#### WORK TO BE COMPLETED:
Report each line of the data that has "Reload" somewhere in it.

============================================================

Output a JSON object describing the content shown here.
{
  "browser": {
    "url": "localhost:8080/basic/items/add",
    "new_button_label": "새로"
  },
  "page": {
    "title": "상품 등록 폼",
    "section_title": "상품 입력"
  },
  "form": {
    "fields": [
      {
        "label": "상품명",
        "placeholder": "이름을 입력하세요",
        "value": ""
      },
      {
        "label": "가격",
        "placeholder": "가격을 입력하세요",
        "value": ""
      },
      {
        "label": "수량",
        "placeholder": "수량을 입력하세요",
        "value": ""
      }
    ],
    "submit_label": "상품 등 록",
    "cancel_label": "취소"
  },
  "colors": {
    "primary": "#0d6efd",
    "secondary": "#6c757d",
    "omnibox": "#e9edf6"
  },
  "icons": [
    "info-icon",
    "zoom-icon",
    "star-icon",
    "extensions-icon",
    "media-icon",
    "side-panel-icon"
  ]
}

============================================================

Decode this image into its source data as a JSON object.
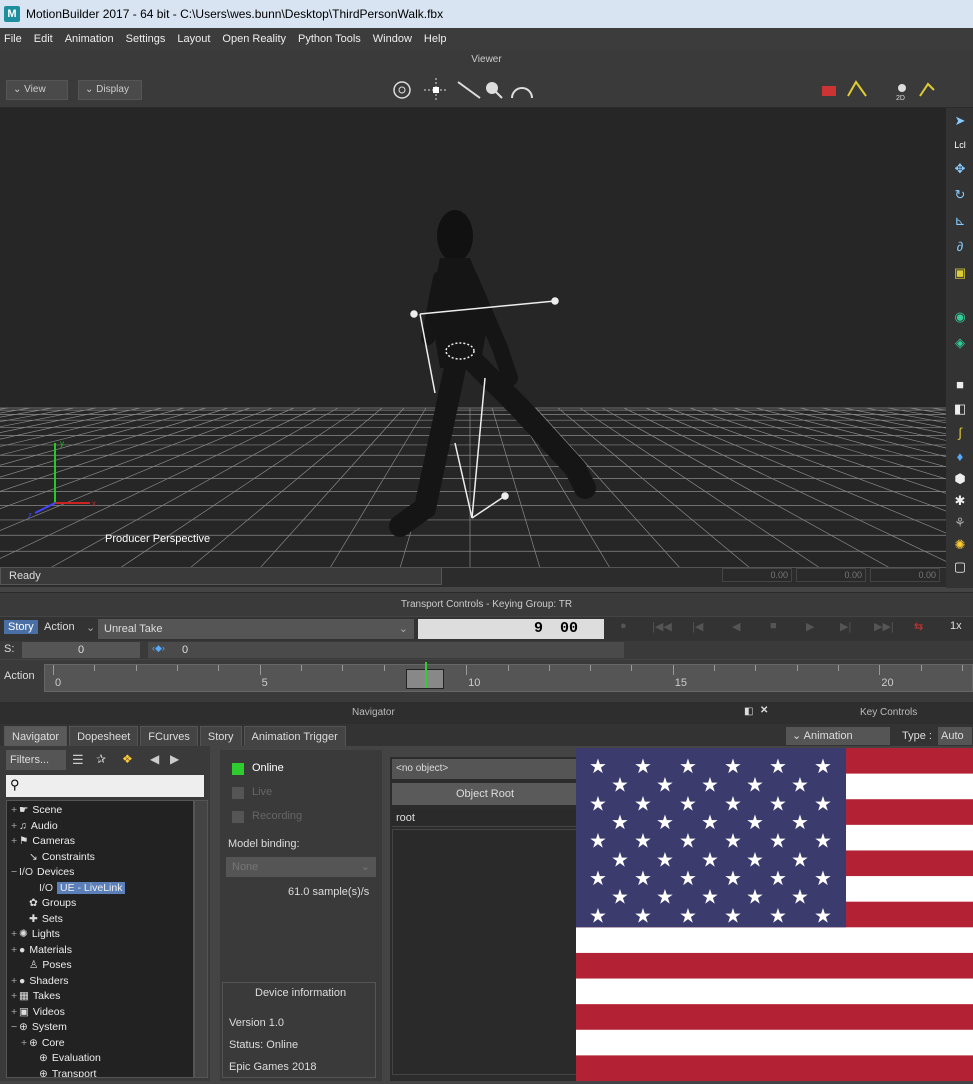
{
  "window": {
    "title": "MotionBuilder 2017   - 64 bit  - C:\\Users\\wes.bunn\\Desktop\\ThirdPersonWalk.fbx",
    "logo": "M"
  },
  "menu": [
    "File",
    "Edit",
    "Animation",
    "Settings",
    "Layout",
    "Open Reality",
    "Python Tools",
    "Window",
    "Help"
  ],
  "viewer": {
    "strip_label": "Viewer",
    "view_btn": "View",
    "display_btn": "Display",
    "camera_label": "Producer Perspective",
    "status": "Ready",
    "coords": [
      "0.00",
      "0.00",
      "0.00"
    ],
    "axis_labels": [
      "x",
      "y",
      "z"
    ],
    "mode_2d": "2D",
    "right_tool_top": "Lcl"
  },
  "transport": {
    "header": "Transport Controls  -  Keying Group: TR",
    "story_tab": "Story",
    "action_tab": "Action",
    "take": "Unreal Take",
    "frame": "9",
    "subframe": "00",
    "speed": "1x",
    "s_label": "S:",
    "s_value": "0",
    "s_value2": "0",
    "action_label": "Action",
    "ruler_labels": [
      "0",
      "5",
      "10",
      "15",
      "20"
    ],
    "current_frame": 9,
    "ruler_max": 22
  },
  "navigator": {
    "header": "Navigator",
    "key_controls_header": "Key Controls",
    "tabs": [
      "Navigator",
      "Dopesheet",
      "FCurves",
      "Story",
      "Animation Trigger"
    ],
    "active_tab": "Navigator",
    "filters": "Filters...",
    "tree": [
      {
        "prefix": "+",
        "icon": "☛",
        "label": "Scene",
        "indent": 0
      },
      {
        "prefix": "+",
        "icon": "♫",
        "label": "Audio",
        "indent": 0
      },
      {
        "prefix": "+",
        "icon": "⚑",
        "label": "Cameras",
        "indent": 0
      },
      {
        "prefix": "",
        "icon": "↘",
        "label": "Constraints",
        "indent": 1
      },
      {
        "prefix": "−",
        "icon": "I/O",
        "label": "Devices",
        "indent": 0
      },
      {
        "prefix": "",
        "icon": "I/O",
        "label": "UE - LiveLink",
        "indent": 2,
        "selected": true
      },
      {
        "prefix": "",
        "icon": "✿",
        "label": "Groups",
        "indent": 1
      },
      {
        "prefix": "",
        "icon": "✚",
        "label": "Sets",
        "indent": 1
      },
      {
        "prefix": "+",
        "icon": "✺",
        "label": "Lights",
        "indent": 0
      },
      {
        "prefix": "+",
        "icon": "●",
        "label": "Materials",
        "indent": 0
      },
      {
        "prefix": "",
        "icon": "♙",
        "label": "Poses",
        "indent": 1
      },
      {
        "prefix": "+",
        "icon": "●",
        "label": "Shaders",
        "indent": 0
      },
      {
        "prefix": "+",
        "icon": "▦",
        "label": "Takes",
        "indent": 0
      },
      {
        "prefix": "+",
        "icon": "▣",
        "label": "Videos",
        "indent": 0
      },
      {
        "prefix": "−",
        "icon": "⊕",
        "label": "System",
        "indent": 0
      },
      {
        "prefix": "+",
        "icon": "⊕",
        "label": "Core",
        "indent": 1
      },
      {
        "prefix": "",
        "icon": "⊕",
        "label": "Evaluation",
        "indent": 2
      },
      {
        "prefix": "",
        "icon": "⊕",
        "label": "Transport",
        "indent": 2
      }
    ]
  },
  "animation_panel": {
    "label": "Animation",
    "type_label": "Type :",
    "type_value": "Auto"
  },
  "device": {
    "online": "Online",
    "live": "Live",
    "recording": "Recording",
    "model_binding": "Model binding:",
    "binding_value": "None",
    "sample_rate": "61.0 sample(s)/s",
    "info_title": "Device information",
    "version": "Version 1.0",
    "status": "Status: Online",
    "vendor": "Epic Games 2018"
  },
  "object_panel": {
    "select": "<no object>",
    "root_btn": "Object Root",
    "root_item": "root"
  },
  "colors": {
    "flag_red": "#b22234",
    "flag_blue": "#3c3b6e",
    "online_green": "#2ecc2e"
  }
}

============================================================

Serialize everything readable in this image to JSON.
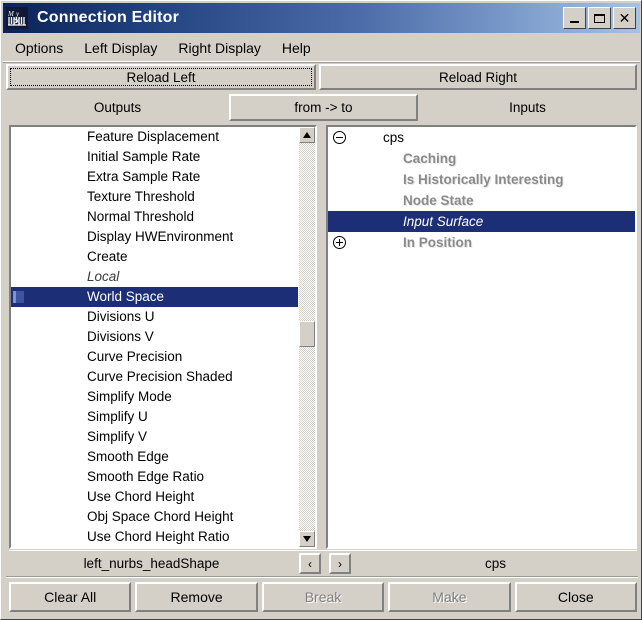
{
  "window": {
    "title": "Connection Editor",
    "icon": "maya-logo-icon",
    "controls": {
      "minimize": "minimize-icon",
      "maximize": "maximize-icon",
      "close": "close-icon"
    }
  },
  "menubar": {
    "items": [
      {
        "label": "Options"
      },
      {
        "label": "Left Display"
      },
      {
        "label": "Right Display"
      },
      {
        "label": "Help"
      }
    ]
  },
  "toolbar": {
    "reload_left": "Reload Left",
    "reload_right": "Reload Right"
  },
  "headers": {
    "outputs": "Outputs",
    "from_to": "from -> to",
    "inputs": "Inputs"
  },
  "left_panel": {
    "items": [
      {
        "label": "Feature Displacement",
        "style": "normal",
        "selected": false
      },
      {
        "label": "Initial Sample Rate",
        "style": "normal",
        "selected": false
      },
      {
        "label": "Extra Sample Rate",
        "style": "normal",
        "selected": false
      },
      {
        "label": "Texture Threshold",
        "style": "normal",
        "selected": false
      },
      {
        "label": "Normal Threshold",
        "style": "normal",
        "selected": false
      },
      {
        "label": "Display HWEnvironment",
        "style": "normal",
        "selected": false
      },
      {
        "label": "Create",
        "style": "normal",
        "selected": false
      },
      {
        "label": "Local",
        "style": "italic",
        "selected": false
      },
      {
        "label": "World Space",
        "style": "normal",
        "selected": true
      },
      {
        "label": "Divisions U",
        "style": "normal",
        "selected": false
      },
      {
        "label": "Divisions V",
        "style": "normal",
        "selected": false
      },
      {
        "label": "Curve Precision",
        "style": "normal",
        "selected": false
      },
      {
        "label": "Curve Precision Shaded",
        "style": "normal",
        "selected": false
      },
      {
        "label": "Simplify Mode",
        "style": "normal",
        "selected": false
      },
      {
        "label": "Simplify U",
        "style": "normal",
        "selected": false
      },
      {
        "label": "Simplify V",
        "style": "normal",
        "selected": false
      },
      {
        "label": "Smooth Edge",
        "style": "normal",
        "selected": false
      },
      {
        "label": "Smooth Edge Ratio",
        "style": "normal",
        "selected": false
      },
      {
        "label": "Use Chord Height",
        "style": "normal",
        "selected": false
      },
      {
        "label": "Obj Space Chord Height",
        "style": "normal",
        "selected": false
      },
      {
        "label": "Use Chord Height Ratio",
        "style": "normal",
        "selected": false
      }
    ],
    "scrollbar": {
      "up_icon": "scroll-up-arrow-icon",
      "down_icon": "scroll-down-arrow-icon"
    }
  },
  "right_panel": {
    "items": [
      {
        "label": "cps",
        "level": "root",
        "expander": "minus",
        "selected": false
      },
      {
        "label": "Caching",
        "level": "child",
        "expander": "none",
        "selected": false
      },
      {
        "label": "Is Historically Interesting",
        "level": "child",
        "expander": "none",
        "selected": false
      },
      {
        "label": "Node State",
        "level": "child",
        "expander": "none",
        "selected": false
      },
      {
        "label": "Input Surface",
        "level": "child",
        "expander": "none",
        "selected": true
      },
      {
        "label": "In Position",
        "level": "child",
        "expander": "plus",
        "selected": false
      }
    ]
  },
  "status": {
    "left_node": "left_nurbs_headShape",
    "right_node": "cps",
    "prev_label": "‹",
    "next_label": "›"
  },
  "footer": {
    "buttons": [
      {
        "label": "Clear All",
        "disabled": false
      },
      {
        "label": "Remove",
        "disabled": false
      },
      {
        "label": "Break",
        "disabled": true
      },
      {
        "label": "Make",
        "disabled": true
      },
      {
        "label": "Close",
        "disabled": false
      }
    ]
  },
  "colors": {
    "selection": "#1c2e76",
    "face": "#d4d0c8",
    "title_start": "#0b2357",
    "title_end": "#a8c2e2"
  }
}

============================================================

#### OUTPUT FOR THIS TASK:
    "reload_left": "Reload Left",
    "reload_right": "Reload Right"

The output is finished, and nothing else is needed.